_WORK ITEM_:
Return each entry exactly, with none missing.

(Excerpts from a dataset)
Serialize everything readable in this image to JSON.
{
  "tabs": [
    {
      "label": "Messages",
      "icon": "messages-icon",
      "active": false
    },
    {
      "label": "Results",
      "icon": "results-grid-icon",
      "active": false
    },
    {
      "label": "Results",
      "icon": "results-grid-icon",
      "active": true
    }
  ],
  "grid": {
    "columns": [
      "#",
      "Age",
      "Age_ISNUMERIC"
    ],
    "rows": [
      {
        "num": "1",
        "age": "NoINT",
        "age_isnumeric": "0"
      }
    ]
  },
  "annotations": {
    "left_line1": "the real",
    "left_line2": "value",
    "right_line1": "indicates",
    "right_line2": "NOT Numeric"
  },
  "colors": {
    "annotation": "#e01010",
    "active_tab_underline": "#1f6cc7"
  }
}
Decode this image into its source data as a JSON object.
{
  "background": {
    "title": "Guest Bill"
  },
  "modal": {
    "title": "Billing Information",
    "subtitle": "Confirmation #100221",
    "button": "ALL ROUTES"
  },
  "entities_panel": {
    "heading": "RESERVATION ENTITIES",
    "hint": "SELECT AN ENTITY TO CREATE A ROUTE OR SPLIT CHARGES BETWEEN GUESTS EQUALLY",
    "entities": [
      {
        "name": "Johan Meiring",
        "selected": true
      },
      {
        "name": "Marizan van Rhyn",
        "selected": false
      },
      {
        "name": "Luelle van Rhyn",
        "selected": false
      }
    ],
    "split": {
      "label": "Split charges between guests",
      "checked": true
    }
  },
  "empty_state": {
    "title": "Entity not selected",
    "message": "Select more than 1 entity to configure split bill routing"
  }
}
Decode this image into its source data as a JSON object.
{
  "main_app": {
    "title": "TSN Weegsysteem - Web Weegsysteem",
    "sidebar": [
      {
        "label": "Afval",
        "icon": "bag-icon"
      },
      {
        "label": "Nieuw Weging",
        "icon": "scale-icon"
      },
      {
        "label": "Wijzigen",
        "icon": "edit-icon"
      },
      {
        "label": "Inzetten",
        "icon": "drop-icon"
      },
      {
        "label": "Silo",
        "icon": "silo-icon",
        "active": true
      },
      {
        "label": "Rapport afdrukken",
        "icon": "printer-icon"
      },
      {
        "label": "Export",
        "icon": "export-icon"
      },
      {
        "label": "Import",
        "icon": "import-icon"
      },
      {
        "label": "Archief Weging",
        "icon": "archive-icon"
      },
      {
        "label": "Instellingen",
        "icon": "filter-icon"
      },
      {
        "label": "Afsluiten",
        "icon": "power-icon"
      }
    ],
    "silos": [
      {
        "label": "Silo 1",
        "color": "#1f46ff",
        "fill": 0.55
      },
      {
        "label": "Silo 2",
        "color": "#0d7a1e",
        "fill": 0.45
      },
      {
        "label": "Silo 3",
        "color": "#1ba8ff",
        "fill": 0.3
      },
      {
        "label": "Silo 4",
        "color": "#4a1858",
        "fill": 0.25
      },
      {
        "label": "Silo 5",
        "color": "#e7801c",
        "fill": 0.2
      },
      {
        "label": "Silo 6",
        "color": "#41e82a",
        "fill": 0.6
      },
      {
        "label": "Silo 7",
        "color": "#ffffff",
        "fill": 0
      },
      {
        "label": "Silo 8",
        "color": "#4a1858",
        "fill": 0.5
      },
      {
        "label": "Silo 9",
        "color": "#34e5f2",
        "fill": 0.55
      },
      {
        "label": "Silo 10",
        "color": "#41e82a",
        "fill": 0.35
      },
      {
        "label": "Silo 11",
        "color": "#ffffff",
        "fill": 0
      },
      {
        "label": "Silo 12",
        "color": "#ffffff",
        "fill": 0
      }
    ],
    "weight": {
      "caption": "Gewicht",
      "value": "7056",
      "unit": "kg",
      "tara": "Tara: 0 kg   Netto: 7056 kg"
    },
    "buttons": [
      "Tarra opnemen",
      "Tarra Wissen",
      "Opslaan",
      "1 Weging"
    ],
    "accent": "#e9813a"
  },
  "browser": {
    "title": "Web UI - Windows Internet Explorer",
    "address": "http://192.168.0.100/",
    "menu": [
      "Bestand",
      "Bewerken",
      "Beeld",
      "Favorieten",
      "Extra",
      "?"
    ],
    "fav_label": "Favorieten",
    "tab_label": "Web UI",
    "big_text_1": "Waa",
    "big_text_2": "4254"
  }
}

_RESULT_:
Serialize everything readable in this image to JSON.
{
  "tabs": [
    {
      "label": "Messages",
      "icon": "messages-icon",
      "active": false
    },
    {
      "label": "Results",
      "icon": "results-grid-icon",
      "active": false
    },
    {
      "label": "Results",
      "icon": "results-grid-icon",
      "active": true
    }
  ],
  "grid": {
    "columns": [
      "#",
      "Age",
      "Age_ISNUMERIC"
    ],
    "rows": [
      {
        "num": "1",
        "age": "NoINT",
        "age_isnumeric": "0"
      }
    ]
  },
  "annotations": {
    "left_line1": "the real",
    "left_line2": "value",
    "right_line1": "indicates",
    "right_line2": "NOT Numeric"
  },
  "colors": {
    "annotation": "#e01010",
    "active_tab_underline": "#1f6cc7"
  }
}
Decode this image into its source data as a JSON object.
{
  "background": {
    "title": "Guest Bill"
  },
  "modal": {
    "title": "Billing Information",
    "subtitle": "Confirmation #100221",
    "button": "ALL ROUTES"
  },
  "entities_panel": {
    "heading": "RESERVATION ENTITIES",
    "hint": "SELECT AN ENTITY TO CREATE A ROUTE OR SPLIT CHARGES BETWEEN GUESTS EQUALLY",
    "entities": [
      {
        "name": "Johan Meiring",
        "selected": true
      },
      {
        "name": "Marizan van Rhyn",
        "selected": false
      },
      {
        "name": "Luelle van Rhyn",
        "selected": false
      }
    ],
    "split": {
      "label": "Split charges between guests",
      "checked": true
    }
  },
  "empty_state": {
    "title": "Entity not selected",
    "message": "Select more than 1 entity to configure split bill routing"
  }
}
Decode this image into its source data as a JSON object.
{
  "main_app": {
    "title": "TSN Weegsysteem - Web Weegsysteem",
    "sidebar": [
      {
        "label": "Afval",
        "icon": "bag-icon"
      },
      {
        "label": "Nieuw Weging",
        "icon": "scale-icon"
      },
      {
        "label": "Wijzigen",
        "icon": "edit-icon"
      },
      {
        "label": "Inzetten",
        "icon": "drop-icon"
      },
      {
        "label": "Silo",
        "icon": "silo-icon",
        "active": true
      },
      {
        "label": "Rapport afdrukken",
        "icon": "printer-icon"
      },
      {
        "label": "Export",
        "icon": "export-icon"
      },
      {
        "label": "Import",
        "icon": "import-icon"
      },
      {
        "label": "Archief Weging",
        "icon": "archive-icon"
      },
      {
        "label": "Instellingen",
        "icon": "filter-icon"
      },
      {
        "label": "Afsluiten",
        "icon": "power-icon"
      }
    ],
    "silos": [
      {
        "label": "Silo 1",
        "color": "#1f46ff",
        "fill": 0.55
      },
      {
        "label": "Silo 2",
        "color": "#0d7a1e",
        "fill": 0.45
      },
      {
        "label": "Silo 3",
        "color": "#1ba8ff",
        "fill": 0.3
      },
      {
        "label": "Silo 4",
        "color": "#4a1858",
        "fill": 0.25
      },
      {
        "label": "Silo 5",
        "color": "#e7801c",
        "fill": 0.2
      },
      {
        "label": "Silo 6",
        "color": "#41e82a",
        "fill": 0.6
      },
      {
        "label": "Silo 7",
        "color": "#ffffff",
        "fill": 0
      },
      {
        "label": "Silo 8",
        "color": "#4a1858",
        "fill": 0.5
      },
      {
        "label": "Silo 9",
        "color": "#34e5f2",
        "fill": 0.55
      },
      {
        "label": "Silo 10",
        "color": "#41e82a",
        "fill": 0.35
      },
      {
        "label": "Silo 11",
        "color": "#ffffff",
        "fill": 0
      },
      {
        "label": "Silo 12",
        "color": "#ffffff",
        "fill": 0
      }
    ],
    "weight": {
      "caption": "Gewicht",
      "value": "7056",
      "unit": "kg",
      "tara": "Tara: 0 kg   Netto: 7056 kg"
    },
    "buttons": [
      "Tarra opnemen",
      "Tarra Wissen",
      "Opslaan",
      "1 Weging"
    ],
    "accent": "#e9813a"
  },
  "browser": {
    "title": "Web UI - Windows Internet Explorer",
    "address": "http://192.168.0.100/",
    "menu": [
      "Bestand",
      "Bewerken",
      "Beeld",
      "Favorieten",
      "Extra",
      "?"
    ],
    "fav_label": "Favorieten",
    "tab_label": "Web UI",
    "big_text_1": "Waa",
    "big_text_2": "4254"
  }
}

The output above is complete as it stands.